## What needs to be done
Collect each line of the entries that holds the string "процедур".

App and web page records
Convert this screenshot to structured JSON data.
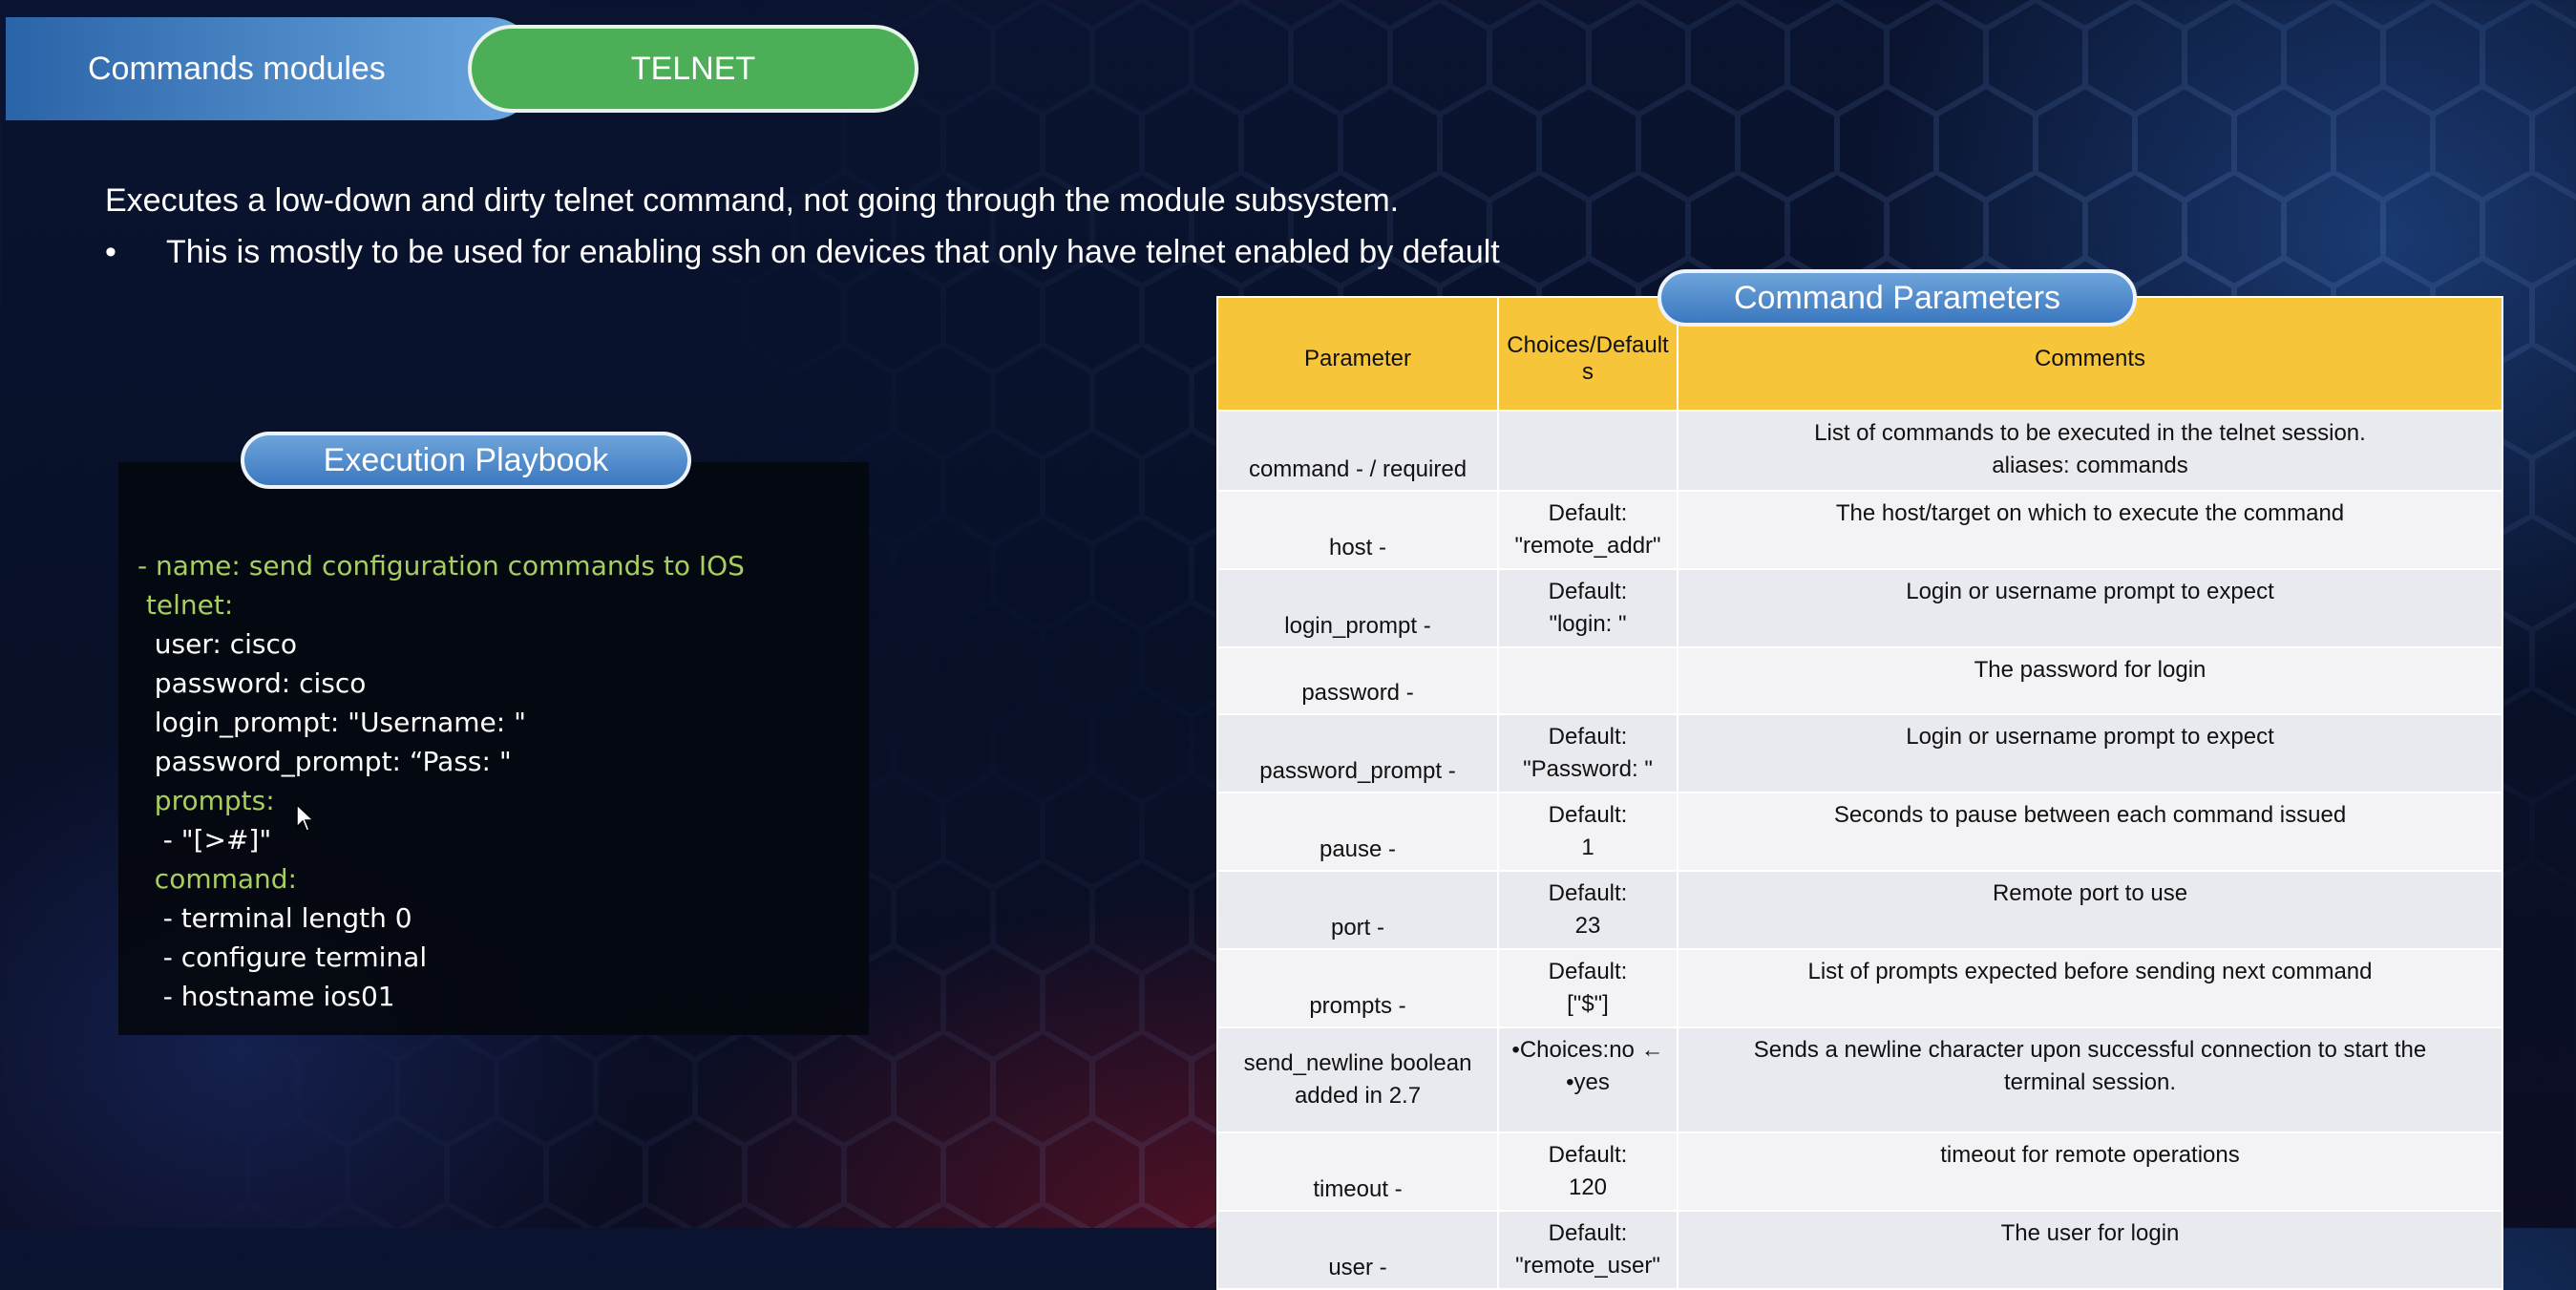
{
  "tabs": {
    "modules_label": "Commands modules",
    "telnet_label": "TELNET"
  },
  "intro": {
    "description": "Executes a low-down and dirty telnet command, not going through the module subsystem.",
    "bullet_dot": "•",
    "bullet": "This is mostly to be used for enabling ssh on devices that only have telnet enabled by default"
  },
  "playbook": {
    "title": "Execution Playbook",
    "lines": [
      "- name: send configuration commands to IOS",
      " telnet:",
      "  user: cisco",
      "  password: cisco",
      "  login_prompt: \"Username: \"",
      "  password_prompt: “Pass: \"",
      "  prompts:",
      "   - \"[>#]\"",
      "  command:",
      "   - terminal length 0",
      "   - configure terminal",
      "   - hostname ios01"
    ]
  },
  "parameters": {
    "title": "Command Parameters",
    "headers": [
      "Parameter",
      "Choices/Defaults",
      "Comments"
    ],
    "rows": [
      {
        "parameter": "command - / required",
        "choices": "",
        "comments": "List of commands to be executed in the telnet session.\naliases: commands"
      },
      {
        "parameter": "host -",
        "choices": "Default:\n\"remote_addr\"",
        "comments": "The host/target on which to execute the command"
      },
      {
        "parameter": "login_prompt -",
        "choices": "Default:\n\"login: \"",
        "comments": "Login or username prompt to expect"
      },
      {
        "parameter": "password -",
        "choices": "",
        "comments": "The password for login"
      },
      {
        "parameter": "password_prompt -",
        "choices": "Default:\n\"Password: \"",
        "comments": "Login or username prompt to expect"
      },
      {
        "parameter": "pause -",
        "choices": "Default:\n1",
        "comments": "Seconds to pause between each command issued"
      },
      {
        "parameter": "port -",
        "choices": "Default:\n23",
        "comments": "Remote port to use"
      },
      {
        "parameter": "prompts -",
        "choices": "Default:\n[\"$\"]",
        "comments": "List of prompts expected before sending next command"
      },
      {
        "parameter": "send_newline boolean\nadded in 2.7",
        "choices": "•Choices:no ←\n•yes",
        "comments": "Sends a newline character upon successful connection to start the\nterminal session."
      },
      {
        "parameter": "timeout -",
        "choices": "Default:\n120",
        "comments": "timeout for remote operations"
      },
      {
        "parameter": "user -",
        "choices": "Default:\n\"remote_user\"",
        "comments": "The user for login"
      }
    ]
  },
  "colors": {
    "telnet_green": "#4caf57",
    "header_yellow": "#f7c539",
    "code_green": "#a6cf5f"
  }
}
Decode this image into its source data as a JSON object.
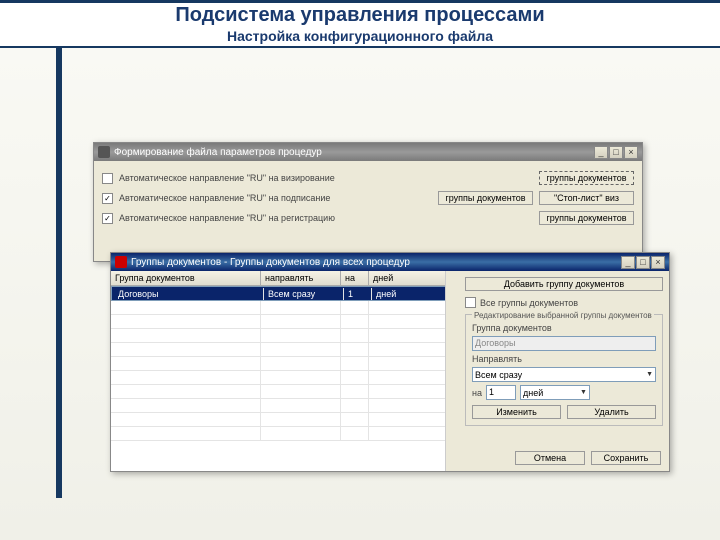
{
  "header": {
    "title": "Подсистема управления процессами",
    "subtitle": "Настройка конфигурационного файла"
  },
  "win1": {
    "title": "Формирование файла параметров процедур",
    "rows": [
      {
        "checked": false,
        "label": "Автоматическое направление \"RU\" на визирование",
        "btn": "группы документов",
        "dotted": true
      },
      {
        "checked": true,
        "label": "Автоматическое направление \"RU\" на подписание",
        "btn": "группы документов",
        "extra": "\"Стоп-лист\" виз"
      },
      {
        "checked": true,
        "label": "Автоматическое направление \"RU\" на регистрацию",
        "btn": "группы документов"
      }
    ]
  },
  "win2": {
    "title": "Группы документов - Группы документов для всех процедур",
    "columns": {
      "c1": "Группа документов",
      "c2": "направлять",
      "c3": "на",
      "c4": "дней"
    },
    "row": {
      "c1": "Договоры",
      "c2": "Всем сразу",
      "c3": "1",
      "c4": "дней"
    },
    "addBtn": "Добавить группу документов",
    "allGroups": "Все группы документов",
    "fieldsetTitle": "Редактирование выбранной группы документов",
    "groupLabel": "Группа документов",
    "groupValue": "Договоры",
    "sendLabel": "Направлять",
    "sendValue": "Всем сразу",
    "onLabel": "на",
    "onValue": "1",
    "unit": "дней",
    "editBtn": "Изменить",
    "deleteBtn": "Удалить",
    "cancelBtn": "Отмена",
    "saveBtn": "Сохранить"
  },
  "winBtns": {
    "min": "_",
    "max": "□",
    "close": "×"
  }
}
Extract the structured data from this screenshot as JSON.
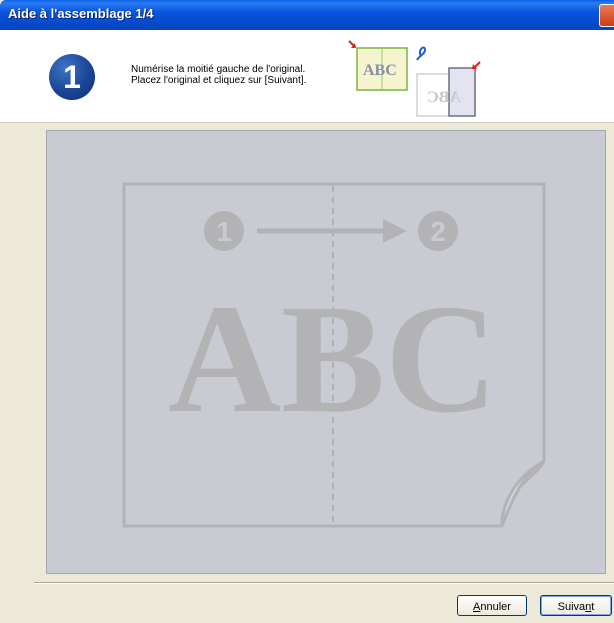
{
  "window": {
    "title": "Aide à l'assemblage 1/4"
  },
  "header": {
    "step_number": "1",
    "instructions": [
      "Numérise la moitié gauche de l'original.",
      "Placez l'original et cliquez sur [Suivant]."
    ],
    "mini_diagram": {
      "front_text": "ABC",
      "back_text": "ABC"
    }
  },
  "preview": {
    "big_text": "ABC",
    "step_a": "1",
    "step_b": "2"
  },
  "buttons": {
    "cancel": {
      "first": "A",
      "rest": "nnuler"
    },
    "next": {
      "before": "Suiva",
      "underlined": "n",
      "after": "t"
    }
  },
  "colors": {
    "titlebar": "#0855dd",
    "step_circle": "#1a4596",
    "preview_bg": "#c9cbd3",
    "preview_ink": "#b3b3b6",
    "arrow_red": "#d8251a"
  }
}
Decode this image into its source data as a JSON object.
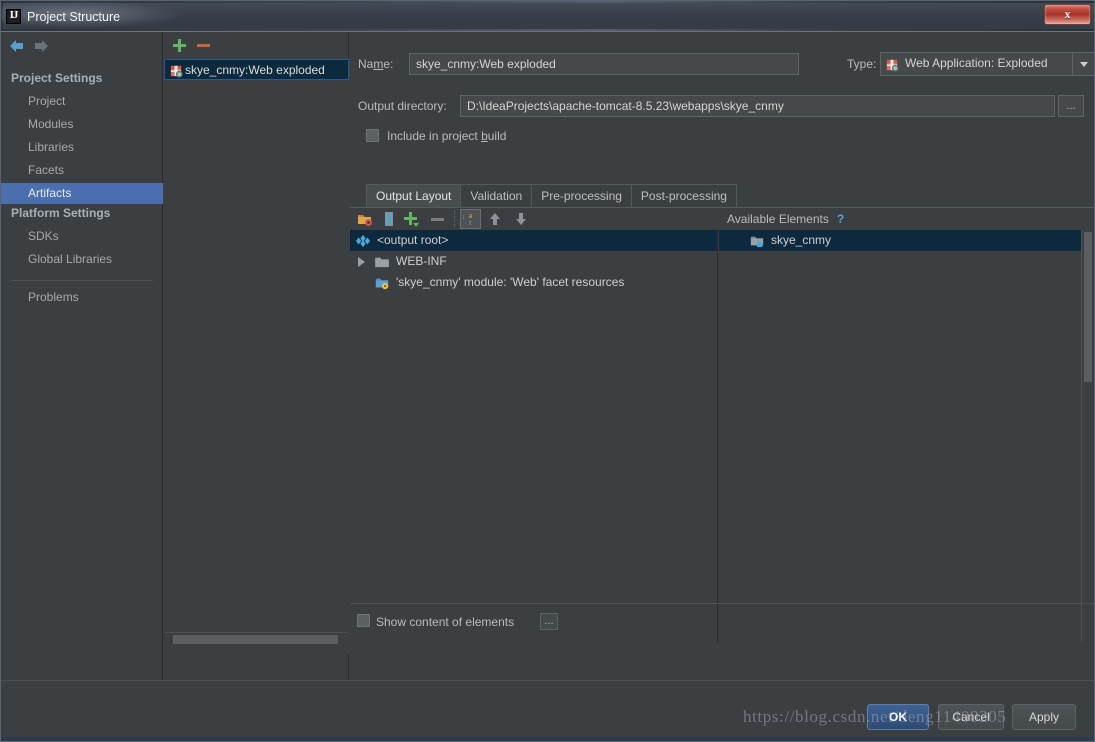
{
  "window": {
    "title": "Project Structure",
    "logo_text": "IJ",
    "close_label": "x"
  },
  "sidebar": {
    "back_icon": "back-arrow-icon",
    "forward_icon": "forward-arrow-icon",
    "groups": [
      {
        "label": "Project Settings"
      },
      {
        "label": "Platform Settings"
      }
    ],
    "items": [
      {
        "label": "Project",
        "selected": false
      },
      {
        "label": "Modules",
        "selected": false
      },
      {
        "label": "Libraries",
        "selected": false
      },
      {
        "label": "Facets",
        "selected": false
      },
      {
        "label": "Artifacts",
        "selected": true
      },
      {
        "label": "SDKs",
        "selected": false
      },
      {
        "label": "Global Libraries",
        "selected": false
      },
      {
        "label": "Problems",
        "selected": false
      }
    ],
    "help_label": "?"
  },
  "artifacts_panel": {
    "add_icon": "plus-icon",
    "remove_icon": "minus-icon",
    "items": [
      {
        "label": "skye_cnmy:Web exploded",
        "icon": "artifact-icon",
        "selected": true
      }
    ]
  },
  "detail": {
    "name_label": "Name:",
    "name_label_pre": "Na",
    "name_label_mnemonic": "m",
    "name_label_post": "e:",
    "name_value": "skye_cnmy:Web exploded",
    "type_label": "Type:",
    "type_value": "Web Application: Exploded",
    "type_icon": "web-application-icon",
    "output_dir_label": "Output directory:",
    "output_dir_value": "D:\\IdeaProjects\\apache-tomcat-8.5.23\\webapps\\skye_cnmy",
    "browse_label": "...",
    "include_checkbox": {
      "label_pre": "Include in project ",
      "label_mnemonic": "b",
      "label_post": "uild",
      "checked": false
    },
    "tabs": [
      {
        "label": "Output Layout",
        "active": true
      },
      {
        "label": "Validation",
        "active": false
      },
      {
        "label": "Pre-processing",
        "active": false
      },
      {
        "label": "Post-processing",
        "active": false
      }
    ],
    "toolbar_icons": [
      {
        "name": "add-copy-of-icon"
      },
      {
        "name": "add-archive-icon"
      },
      {
        "name": "add-element-icon"
      },
      {
        "name": "remove-element-icon"
      },
      {
        "name": "sort-alphabetically-icon"
      },
      {
        "name": "move-up-icon"
      },
      {
        "name": "move-down-icon"
      }
    ],
    "output_tree": [
      {
        "label": "<output root>",
        "icon": "output-root-icon",
        "depth": 0,
        "selected": true,
        "expandable": false
      },
      {
        "label": "WEB-INF",
        "icon": "folder-icon",
        "depth": 1,
        "selected": false,
        "expandable": true
      },
      {
        "label": "'skye_cnmy' module: 'Web' facet resources",
        "icon": "facet-resources-icon",
        "depth": 1,
        "selected": false,
        "expandable": false
      }
    ],
    "available_elements": {
      "title": "Available Elements",
      "help_label": "?",
      "items": [
        {
          "label": "skye_cnmy",
          "icon": "module-folder-icon",
          "selected": true
        }
      ]
    },
    "show_content_checkbox": {
      "label": "Show content of elements",
      "checked": false
    },
    "show_content_ellipsis": "..."
  },
  "buttons": {
    "ok": "OK",
    "cancel": "Cancel",
    "apply": "Apply"
  },
  "watermark": "https://blog.csdn.net/deng11408205",
  "colors": {
    "background": "#3c3f41",
    "selection_blue": "#4b6eaf",
    "tree_selection": "#0d293e",
    "accent_link": "#4fa6d8",
    "add_green": "#63b463",
    "remove_orange": "#c8643f"
  }
}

## Solution below
    "title": "Формирование файла параметров процедур",
    "title": "Группы документов - Группы документов для всех процедур",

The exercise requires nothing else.